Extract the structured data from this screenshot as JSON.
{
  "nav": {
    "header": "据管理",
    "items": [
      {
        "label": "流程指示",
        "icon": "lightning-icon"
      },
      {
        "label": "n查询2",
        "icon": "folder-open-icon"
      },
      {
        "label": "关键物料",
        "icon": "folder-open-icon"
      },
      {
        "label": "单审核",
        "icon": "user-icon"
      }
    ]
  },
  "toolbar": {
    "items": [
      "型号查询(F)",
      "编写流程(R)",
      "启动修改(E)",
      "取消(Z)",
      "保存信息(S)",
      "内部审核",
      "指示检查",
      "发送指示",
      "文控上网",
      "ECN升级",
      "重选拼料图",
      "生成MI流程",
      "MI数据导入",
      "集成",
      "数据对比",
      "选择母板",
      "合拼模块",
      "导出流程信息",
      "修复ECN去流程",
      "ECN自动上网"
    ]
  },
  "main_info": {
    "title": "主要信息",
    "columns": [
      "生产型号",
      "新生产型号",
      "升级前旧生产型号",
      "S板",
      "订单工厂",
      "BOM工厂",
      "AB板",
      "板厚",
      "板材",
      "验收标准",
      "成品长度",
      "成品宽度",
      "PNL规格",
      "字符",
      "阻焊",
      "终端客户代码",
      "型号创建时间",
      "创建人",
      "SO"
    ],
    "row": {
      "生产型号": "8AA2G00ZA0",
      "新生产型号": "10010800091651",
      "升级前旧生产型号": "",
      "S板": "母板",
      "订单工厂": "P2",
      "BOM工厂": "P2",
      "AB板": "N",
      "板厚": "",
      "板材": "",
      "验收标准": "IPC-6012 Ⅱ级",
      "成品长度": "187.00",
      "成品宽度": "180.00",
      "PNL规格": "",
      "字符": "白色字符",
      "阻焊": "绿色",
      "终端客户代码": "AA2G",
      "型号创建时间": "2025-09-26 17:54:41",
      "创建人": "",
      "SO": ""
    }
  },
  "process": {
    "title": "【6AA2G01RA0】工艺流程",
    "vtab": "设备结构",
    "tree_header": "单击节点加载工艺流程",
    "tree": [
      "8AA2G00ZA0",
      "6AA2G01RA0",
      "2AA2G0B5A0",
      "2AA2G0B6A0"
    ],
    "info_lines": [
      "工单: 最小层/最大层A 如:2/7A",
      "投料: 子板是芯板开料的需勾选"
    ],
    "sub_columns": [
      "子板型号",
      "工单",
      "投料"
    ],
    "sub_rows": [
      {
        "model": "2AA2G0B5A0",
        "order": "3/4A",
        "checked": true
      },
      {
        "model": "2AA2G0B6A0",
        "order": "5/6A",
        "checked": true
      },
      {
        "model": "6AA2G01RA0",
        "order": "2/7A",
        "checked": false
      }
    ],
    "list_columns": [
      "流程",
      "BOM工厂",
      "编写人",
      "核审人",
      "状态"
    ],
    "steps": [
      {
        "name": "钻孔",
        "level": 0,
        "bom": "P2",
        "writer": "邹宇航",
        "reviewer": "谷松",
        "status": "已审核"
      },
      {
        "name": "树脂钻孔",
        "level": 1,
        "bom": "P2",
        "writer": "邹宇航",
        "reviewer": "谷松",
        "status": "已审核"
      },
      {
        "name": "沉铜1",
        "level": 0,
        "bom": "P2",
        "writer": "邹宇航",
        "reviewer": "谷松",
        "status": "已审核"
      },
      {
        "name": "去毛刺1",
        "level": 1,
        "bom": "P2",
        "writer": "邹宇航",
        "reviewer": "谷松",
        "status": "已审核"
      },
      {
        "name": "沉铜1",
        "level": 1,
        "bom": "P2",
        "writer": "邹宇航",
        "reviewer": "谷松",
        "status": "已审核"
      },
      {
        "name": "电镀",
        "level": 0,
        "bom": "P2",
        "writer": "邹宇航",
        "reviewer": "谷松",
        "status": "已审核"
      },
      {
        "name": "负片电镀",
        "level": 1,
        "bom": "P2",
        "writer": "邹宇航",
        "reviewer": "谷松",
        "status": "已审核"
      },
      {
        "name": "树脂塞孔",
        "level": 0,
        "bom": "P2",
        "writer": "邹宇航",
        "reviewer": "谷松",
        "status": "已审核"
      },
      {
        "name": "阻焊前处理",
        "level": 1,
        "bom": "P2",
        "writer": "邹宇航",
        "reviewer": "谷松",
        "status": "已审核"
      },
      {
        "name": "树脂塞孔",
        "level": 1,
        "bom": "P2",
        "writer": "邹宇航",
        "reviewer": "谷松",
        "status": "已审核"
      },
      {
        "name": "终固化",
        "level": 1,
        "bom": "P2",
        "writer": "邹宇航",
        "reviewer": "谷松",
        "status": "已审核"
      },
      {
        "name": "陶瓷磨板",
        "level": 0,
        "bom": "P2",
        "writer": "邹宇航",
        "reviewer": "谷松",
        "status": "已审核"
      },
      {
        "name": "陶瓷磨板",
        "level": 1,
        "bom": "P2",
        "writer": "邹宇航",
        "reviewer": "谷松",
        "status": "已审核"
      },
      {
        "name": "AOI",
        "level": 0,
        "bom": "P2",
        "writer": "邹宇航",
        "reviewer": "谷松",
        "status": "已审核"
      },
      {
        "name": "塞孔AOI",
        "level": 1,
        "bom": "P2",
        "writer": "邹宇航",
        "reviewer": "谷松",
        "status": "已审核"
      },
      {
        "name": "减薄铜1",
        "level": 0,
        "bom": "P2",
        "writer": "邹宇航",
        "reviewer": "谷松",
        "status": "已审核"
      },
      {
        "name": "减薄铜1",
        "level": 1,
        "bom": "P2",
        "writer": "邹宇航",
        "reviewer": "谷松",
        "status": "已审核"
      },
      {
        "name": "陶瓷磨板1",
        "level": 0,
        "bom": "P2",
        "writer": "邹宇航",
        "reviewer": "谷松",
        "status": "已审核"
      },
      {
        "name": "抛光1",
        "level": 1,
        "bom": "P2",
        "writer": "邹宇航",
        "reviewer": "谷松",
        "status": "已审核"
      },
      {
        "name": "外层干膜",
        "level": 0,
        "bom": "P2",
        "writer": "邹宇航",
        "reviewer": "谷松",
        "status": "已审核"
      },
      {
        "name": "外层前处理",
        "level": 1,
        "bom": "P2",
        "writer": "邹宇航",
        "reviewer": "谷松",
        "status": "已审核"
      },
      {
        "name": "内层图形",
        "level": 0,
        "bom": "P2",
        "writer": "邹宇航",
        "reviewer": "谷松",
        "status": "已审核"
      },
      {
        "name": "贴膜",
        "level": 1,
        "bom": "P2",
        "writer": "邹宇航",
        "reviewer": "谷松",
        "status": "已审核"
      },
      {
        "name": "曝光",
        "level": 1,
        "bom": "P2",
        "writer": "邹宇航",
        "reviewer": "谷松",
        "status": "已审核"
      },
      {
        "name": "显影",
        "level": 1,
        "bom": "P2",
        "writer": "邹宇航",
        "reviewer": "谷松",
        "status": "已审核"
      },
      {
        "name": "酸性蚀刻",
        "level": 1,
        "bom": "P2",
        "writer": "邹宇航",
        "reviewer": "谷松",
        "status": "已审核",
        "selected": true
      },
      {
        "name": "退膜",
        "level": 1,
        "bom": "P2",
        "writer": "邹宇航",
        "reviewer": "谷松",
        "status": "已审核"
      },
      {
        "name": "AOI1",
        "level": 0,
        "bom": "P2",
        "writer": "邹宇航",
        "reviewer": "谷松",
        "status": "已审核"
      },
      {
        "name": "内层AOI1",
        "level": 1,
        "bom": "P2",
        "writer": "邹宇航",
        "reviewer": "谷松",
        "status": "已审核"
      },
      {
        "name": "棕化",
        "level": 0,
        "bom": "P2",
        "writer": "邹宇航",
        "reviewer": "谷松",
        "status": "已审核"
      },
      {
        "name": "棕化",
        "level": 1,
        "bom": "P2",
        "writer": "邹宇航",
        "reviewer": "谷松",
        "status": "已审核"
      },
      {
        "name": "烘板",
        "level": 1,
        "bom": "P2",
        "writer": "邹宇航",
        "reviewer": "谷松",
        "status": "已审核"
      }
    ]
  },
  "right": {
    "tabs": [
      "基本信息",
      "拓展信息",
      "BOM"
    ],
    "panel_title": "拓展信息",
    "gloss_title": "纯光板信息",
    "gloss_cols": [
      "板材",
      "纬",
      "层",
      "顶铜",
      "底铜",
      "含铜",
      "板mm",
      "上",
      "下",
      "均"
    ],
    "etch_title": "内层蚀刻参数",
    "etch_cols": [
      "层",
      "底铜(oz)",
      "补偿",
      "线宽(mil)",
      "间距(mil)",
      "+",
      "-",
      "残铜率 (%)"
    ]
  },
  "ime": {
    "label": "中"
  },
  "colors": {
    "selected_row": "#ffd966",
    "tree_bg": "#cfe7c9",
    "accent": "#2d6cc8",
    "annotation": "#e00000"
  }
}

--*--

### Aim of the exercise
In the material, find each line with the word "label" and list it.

### Answer to this exercise
        "label": "流程指示",
        "label": "n查询2",
        "label": "关键物料",
        "label": "单审核",
    "label": "中"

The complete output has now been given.